[Element data from apps and pages]
——————

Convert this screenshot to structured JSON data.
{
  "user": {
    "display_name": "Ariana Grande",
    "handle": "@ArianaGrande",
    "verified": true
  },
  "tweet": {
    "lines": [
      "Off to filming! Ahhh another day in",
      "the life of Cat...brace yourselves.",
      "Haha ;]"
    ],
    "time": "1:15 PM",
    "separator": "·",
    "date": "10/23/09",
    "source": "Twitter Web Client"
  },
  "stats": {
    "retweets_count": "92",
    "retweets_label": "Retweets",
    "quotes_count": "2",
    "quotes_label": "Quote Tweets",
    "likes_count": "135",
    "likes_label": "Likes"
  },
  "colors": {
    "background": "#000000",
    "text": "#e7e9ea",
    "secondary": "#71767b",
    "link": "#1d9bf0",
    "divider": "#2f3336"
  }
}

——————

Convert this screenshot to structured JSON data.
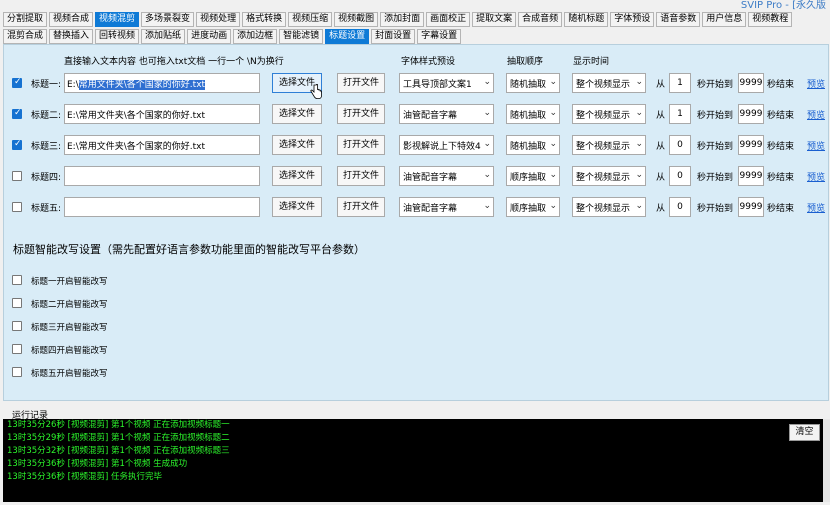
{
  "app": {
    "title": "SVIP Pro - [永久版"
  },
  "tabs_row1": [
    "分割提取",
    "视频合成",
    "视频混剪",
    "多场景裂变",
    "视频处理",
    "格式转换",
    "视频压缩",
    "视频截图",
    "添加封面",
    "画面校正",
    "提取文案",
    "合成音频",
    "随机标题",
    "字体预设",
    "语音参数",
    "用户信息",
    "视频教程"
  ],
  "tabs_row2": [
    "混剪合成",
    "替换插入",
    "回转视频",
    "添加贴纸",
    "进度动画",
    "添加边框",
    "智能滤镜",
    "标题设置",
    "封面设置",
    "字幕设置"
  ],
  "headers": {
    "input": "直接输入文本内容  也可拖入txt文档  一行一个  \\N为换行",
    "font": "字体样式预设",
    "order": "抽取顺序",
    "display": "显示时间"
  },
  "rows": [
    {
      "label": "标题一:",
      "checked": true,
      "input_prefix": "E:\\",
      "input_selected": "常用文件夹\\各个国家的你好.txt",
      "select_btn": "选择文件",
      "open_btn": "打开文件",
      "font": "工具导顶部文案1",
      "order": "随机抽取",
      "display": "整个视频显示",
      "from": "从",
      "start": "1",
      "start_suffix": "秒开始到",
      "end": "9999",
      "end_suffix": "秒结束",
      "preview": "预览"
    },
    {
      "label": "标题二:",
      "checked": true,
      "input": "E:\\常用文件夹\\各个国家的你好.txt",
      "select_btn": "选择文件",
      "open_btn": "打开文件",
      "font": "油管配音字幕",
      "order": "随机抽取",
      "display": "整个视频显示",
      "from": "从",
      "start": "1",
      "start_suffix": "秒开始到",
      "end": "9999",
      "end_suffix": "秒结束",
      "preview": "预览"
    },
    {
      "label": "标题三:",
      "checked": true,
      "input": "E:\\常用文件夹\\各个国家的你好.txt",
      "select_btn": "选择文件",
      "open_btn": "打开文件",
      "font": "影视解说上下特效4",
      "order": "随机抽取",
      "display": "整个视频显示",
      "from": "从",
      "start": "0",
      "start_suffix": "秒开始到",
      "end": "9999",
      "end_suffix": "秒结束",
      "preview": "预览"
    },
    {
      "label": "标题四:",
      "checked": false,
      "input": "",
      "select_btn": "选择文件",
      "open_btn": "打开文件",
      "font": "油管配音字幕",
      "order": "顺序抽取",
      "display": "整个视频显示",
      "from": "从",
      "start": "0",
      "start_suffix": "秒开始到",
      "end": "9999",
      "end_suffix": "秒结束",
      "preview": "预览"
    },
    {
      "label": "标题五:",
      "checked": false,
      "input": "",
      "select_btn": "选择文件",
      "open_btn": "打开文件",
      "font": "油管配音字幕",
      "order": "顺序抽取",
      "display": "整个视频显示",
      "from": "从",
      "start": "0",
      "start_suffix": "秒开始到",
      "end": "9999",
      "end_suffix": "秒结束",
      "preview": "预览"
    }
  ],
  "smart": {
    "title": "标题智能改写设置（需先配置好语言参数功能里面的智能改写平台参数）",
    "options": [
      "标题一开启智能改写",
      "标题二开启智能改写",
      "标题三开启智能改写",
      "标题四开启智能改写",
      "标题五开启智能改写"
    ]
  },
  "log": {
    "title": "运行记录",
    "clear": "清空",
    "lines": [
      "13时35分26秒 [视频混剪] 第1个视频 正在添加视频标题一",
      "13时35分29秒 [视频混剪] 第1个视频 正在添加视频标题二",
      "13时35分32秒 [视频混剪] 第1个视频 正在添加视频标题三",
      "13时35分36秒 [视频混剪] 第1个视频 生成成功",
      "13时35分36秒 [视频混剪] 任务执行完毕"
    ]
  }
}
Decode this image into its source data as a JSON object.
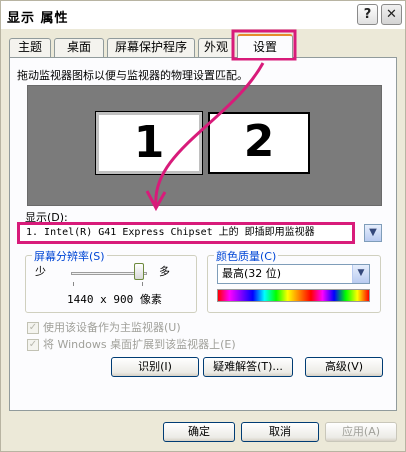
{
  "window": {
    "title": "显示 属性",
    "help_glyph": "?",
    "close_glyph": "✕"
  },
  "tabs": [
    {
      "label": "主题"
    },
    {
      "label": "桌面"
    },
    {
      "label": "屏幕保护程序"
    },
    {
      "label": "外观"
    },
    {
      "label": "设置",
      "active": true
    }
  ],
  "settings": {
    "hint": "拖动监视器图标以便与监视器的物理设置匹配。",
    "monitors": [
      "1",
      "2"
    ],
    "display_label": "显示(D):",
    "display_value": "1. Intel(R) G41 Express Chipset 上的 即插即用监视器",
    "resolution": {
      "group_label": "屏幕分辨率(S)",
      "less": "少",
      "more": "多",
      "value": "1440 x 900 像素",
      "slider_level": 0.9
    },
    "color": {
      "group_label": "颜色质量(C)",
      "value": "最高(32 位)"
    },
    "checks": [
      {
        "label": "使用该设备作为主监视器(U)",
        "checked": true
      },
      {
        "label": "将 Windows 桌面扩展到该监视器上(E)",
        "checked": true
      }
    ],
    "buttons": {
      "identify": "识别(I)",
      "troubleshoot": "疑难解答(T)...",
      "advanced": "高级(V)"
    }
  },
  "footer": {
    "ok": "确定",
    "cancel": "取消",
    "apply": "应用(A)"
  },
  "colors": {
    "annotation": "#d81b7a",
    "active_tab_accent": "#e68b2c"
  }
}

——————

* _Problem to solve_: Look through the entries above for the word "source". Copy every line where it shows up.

* _Exercise answer_:
    "source": "Twitter Web Client"
Decode this image into its source data as a JSON object.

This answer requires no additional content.